Copy each line below in which the string "desktop" appears.
:::
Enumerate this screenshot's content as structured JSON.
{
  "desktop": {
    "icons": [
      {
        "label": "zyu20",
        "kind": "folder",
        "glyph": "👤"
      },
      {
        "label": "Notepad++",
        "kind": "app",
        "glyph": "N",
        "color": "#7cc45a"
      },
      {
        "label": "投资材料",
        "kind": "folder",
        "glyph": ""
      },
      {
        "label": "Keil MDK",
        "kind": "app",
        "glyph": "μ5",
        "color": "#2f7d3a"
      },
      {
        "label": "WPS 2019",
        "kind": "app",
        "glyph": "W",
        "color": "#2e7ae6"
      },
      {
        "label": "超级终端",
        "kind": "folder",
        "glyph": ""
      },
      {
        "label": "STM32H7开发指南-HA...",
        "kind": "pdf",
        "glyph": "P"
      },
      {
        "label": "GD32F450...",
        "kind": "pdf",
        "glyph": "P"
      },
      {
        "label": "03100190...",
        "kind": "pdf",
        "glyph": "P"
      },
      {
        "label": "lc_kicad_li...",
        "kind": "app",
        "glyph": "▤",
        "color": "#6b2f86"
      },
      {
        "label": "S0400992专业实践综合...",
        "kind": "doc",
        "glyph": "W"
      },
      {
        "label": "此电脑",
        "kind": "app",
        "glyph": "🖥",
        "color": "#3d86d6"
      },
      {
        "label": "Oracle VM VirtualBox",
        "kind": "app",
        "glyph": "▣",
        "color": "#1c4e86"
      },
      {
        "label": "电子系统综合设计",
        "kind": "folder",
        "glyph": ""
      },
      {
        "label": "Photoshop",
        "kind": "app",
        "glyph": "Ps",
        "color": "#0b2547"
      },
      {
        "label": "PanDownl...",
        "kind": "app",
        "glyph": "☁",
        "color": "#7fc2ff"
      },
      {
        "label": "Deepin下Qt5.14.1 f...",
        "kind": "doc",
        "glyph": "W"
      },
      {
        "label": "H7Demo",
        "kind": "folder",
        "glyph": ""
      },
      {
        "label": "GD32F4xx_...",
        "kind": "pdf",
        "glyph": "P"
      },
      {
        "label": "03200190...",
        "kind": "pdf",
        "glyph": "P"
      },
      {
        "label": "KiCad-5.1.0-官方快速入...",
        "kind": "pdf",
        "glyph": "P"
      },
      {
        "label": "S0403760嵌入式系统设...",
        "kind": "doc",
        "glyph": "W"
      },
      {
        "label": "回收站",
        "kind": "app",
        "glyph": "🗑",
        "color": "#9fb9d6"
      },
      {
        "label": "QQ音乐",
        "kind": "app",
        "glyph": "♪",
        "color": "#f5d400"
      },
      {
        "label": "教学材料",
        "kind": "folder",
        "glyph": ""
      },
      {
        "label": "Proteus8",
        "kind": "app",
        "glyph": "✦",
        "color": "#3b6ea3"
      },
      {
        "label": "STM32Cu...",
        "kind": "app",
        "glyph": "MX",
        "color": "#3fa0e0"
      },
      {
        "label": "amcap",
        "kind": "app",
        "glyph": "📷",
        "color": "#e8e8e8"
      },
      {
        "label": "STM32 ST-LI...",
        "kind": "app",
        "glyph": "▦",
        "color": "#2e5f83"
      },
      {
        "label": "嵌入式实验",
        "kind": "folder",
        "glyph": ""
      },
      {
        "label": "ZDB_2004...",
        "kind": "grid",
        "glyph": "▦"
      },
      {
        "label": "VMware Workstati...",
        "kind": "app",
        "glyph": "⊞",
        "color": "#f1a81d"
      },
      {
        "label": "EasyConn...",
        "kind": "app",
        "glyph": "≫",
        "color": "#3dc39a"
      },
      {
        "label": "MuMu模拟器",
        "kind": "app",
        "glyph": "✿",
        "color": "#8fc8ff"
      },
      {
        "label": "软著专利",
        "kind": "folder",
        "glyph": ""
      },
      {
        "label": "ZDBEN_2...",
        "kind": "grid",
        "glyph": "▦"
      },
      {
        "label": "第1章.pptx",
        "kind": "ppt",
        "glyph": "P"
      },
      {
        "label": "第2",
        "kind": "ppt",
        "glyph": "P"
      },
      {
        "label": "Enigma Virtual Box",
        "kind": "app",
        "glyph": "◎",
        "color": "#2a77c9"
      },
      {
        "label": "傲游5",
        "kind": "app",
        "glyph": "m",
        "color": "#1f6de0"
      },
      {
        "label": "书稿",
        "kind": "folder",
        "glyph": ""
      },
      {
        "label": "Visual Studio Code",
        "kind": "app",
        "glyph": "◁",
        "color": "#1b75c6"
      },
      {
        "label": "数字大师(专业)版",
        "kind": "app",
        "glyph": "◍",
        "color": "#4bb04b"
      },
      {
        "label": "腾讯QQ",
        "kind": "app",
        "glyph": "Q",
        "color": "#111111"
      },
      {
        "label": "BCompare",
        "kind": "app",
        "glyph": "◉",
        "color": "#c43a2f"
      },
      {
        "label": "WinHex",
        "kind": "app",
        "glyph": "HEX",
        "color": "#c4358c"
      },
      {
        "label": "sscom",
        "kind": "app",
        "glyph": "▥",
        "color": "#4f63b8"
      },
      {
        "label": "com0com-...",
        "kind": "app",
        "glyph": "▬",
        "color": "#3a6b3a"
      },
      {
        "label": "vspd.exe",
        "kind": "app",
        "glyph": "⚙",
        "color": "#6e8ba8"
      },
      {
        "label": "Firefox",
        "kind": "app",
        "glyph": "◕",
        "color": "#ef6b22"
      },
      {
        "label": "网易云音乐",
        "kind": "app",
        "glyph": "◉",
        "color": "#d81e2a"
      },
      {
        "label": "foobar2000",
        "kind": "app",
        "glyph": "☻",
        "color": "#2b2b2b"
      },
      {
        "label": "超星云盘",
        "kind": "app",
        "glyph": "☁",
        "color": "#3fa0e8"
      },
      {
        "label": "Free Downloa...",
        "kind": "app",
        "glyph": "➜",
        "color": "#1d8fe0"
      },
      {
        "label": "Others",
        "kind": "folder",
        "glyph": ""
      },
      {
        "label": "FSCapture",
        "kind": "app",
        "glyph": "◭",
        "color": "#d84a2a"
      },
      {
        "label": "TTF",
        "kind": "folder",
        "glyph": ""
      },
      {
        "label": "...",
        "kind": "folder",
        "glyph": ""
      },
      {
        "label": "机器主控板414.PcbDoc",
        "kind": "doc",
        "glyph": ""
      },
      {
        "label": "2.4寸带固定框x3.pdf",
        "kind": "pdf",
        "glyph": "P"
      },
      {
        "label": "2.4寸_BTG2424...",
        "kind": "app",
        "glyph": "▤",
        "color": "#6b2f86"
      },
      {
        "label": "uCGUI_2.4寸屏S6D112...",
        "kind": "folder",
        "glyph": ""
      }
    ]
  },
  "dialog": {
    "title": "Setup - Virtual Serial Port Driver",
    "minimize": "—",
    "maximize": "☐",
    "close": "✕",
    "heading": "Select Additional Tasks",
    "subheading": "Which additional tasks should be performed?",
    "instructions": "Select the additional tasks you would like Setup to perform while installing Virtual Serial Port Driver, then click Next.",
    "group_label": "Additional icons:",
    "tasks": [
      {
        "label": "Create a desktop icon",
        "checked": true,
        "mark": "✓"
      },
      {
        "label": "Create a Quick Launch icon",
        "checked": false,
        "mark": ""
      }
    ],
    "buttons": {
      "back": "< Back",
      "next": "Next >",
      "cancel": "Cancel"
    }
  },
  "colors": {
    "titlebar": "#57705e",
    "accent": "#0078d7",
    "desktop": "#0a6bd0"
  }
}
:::
**Solution for this problem**
  "desktop": {
        "label": "Create a desktop icon",
    "desktop": "#0a6bd0"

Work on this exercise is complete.